We are currently in one of the largest bull markets in history, in terms of both duration and percentage gain. In the modern era, only the bull market of the 1990's has been more robust. The bullish mainstream narrative will tell you that bull markets don't simply die from old age. However, every single bull market of the past has ended. The fact that this bull market is almost the largest in recorded history should tell us that the probability of reaching another bear market is growing by the day.
Corporate Debt-to-GDP Ratio
Debt is one of the main drivers of an economic expansion. Bull markets usually begin with very low interest rates. When interest rates are low, consumers and corporations are encouraged to borrow more money. Borrowing becomes so cheap in many cases that consumers and corporations often overextend themselves on debt with no real ability to ever pay it back. When the bull market stops, bad debt is flushed out of the system through bankruptcy, and the whole process starts over again.
With the extremely low interest rate environment over the past 8 years, corporations have piled up massive amounts of debt once again. The debt pile is now at levels seen at the end of previous bull markets. We may not be at the top quite yet, but we are very close. The corporate debt-to-GDP growth rate has recently begun to slow and may be rolling over soon.
NYSE Margin Debt
Consumers and corporations are not the only ones loading up on debt. Wall Street investors have pushed their margin debt levels much higher than in the previous two stock market bubbles. One of the reasons that the market crash of 1929 was so severe was because of the excessive use of margin debt. When the stock market eventually does turn lower, heavily indebted investors will be in serious trouble as prices fall below their loan amount. Brokers will demand that indebted investors abruptly sell in order to pay them back. This could cause a cascade of panic selling. Stricter margin rules will likely prevent a 1929-type disaster, but all of this excess debt will only exacerbate the coming crash.
Charge-Offs vs. Unemployment Rate
The consumer is already having more difficulty paying off debts. The rate at which creditors are declaring loans unlikely to be collected (charge-off rate) has been rising over the past couple of years. When the unemployment rate reaches a bottom, it reverts sharply toward the mean as a recession occurs. An increasing charge-off rate is often a precursor for that event. The unemployment rate may be low right now, but the charge-off rate is telling us that the trend will likely change very soon.
Investor Cash Allocation
Professional investors have a lot of trouble timing the market, but individual investors are notorious for getting it almost exactly wrong. They load up on risky assets when the market is near its peak, and they load up on cash when the market is near its bottom. Most individual investors spectacularly defeat the "buy low, sell high" premise.

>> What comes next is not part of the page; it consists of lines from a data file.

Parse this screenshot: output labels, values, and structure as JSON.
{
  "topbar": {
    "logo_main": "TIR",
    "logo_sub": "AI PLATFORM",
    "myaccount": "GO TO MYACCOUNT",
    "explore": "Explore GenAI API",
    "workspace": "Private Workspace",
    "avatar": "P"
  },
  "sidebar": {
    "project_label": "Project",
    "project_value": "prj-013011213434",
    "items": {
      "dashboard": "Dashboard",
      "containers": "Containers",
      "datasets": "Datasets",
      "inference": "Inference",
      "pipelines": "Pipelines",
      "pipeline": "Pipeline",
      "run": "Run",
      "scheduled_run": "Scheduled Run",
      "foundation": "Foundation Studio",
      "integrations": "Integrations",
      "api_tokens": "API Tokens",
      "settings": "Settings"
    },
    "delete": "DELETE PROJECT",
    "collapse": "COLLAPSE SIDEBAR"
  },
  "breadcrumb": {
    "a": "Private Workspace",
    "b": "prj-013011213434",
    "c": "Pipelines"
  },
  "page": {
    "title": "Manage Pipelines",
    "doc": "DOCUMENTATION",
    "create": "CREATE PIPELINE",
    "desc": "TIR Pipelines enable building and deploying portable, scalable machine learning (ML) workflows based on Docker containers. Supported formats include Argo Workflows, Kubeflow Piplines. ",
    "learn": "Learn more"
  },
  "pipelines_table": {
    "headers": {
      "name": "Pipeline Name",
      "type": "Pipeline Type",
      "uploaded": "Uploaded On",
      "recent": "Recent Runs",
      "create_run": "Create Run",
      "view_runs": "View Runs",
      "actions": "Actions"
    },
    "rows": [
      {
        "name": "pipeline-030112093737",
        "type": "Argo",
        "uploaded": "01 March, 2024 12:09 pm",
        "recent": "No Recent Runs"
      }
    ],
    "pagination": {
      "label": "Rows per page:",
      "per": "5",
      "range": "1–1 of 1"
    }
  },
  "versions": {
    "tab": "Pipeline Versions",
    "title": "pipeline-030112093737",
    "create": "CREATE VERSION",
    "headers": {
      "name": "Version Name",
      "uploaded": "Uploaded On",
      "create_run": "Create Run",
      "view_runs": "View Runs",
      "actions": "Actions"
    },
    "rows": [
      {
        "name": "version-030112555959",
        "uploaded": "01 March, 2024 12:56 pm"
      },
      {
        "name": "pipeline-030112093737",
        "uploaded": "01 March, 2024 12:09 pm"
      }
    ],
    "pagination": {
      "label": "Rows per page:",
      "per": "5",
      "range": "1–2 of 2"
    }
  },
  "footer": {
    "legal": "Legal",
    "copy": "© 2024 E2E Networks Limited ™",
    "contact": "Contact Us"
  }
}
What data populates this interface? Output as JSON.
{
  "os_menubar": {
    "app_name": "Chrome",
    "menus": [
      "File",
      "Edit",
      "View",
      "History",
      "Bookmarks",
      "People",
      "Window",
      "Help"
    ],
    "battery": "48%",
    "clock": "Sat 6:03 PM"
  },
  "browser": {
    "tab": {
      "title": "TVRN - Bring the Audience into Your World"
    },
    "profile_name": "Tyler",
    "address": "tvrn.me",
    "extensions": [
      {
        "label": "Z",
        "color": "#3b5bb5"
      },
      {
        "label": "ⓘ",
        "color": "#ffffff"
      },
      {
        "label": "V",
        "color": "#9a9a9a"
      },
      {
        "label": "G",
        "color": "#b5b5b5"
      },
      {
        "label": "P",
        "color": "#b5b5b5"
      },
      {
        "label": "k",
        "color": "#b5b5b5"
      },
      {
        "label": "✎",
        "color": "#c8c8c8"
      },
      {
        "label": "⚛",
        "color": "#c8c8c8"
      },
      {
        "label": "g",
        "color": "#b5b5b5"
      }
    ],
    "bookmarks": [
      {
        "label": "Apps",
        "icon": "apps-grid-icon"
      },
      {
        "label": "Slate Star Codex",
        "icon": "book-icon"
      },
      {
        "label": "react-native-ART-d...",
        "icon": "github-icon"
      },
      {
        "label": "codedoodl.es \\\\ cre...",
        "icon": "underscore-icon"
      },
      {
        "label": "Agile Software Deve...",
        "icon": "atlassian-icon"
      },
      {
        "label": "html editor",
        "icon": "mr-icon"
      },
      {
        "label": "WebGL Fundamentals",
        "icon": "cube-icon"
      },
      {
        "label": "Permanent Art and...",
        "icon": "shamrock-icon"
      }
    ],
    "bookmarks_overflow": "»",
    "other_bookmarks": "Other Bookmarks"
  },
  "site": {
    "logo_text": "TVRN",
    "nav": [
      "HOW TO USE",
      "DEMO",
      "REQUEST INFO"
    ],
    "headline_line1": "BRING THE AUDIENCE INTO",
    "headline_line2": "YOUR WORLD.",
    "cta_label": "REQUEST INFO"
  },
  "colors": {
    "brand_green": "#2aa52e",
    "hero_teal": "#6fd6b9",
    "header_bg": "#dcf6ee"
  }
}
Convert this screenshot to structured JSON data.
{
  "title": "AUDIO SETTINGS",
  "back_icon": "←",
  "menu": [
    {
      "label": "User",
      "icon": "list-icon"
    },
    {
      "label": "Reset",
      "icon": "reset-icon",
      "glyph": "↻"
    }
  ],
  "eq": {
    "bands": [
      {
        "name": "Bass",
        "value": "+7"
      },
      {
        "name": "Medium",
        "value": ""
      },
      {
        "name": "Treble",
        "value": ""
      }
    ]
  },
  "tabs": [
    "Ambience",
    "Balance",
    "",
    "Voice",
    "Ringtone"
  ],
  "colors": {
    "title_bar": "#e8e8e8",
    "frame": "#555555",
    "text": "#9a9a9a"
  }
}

The American Association of Individual Investors has recently done a survey that shows investor cash allocations at the lowest levels since before the dot-com bubble popped. Because individual investors have been so wrong in the past, you should ask yourself if you really want to be on the same side of the trade as them now.
Goldman Sachs Bear Market Risk Indicator
Goldman Sachs probably won't be winning any awards for having the most ethical business, but they still produce some great investment research. Their Bear Market Risk Indicator has done incredibly well at predicting market sell-offs in the past. We are now approaching levels that almost certainly indicate that a bear market is near.
These charts are not meant to scare you out of the stock market entirely. This bull market's resiliency has shocked many, and there could easily be more profits ahead. Do more research and evaluate more metrics before deciding for yourself when the end of the bull market will be. Just know that it can't last forever, or even much longer. So, please proceed with caution. Reduce equity exposure, hold more cash and think about how you would hedge your portfolio in case of a major stock market correction.
Disclosure: I/we have no positions in any stocks mentioned, and no plans to initiate any positions within the next 72 hours.
I wrote this article myself, and it expresses my own opinions. I am not receiving compensation for it (other than from Seeking Alpha). I have no business relationship with any company whose stock is mentioned in this article.